You have come too far and worked to hard to give up now! You can do this! Finish that degree! Pay off that debt! Fight for your marriage and family as if your life depended on it!
Some of you may be wavering, thinking you don't have the strength. You may thinking you don't have what it takes to win. Trust me: YOU HAVE GOT WHAT IT TAKES! All you have to do is do it!

Wednesday, January 13, 2010

The main thing is to keep the main thing the main thing
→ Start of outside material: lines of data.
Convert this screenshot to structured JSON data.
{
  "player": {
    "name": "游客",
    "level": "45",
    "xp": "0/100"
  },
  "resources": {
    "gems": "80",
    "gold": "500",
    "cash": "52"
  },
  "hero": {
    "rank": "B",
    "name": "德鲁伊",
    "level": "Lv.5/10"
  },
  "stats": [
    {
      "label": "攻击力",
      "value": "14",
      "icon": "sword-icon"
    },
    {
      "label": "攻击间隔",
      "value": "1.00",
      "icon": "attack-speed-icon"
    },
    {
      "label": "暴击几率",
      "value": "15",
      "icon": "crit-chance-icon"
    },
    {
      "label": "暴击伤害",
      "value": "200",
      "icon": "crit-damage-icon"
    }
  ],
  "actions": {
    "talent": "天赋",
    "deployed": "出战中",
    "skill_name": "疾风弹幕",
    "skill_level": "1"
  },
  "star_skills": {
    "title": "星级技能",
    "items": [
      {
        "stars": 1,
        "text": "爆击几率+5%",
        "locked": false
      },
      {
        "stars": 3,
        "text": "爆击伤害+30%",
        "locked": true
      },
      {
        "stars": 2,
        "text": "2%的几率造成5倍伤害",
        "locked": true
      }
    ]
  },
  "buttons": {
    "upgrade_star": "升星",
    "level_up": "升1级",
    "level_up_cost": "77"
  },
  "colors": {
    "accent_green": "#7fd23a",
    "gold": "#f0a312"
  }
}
I often wonder about this quote. I first came across it in reading a book by Dave Busby over 15 years ago. I can't explain why I'm thinking about it now, but it gets me to thinking. It makes me ask myself, "What is my main thing?" Is it finishing college? Is it having a great marriage? Is it having positive kids in a negative world? Is it having good friendships? What is it that makes me tick? Why do I exist? What is, "the main thing?"
This question was answered about 2000 years ago by Jesus of Nazareth. According to his pal Matthew, Jesus told his followers to "[s]teep your life in God-reality, God-initiative, God-provisions. Don't worry about missing out. You'll find all your everyday human concerns will be met" (Mt. 6:33, MSG). That's it! That's the main thing! Focus on Jesus to start with, and everything else will fall into place!
Now, before your start laughing too hard, I also want to remind you that Jesus was no ivory tower philosopher. Shortly before His unjust murder, He reminded his friends that "[i]n this godless world you will continue to experience difficulties. But take heart! I've conquered the world" (Jn 16:33, MSG). Jesus wants us to remember that even though life can get really hard, He is still really good, and He really loves you, a lot.
So, when that term paper becomes almost unbearable, or you woke up with one nerve left, and your spouse is getting on it, or it seems no use to raise your kids according to principles rather than pragmatism, you too can take heart. Jesus is the mighty conquerer of this world.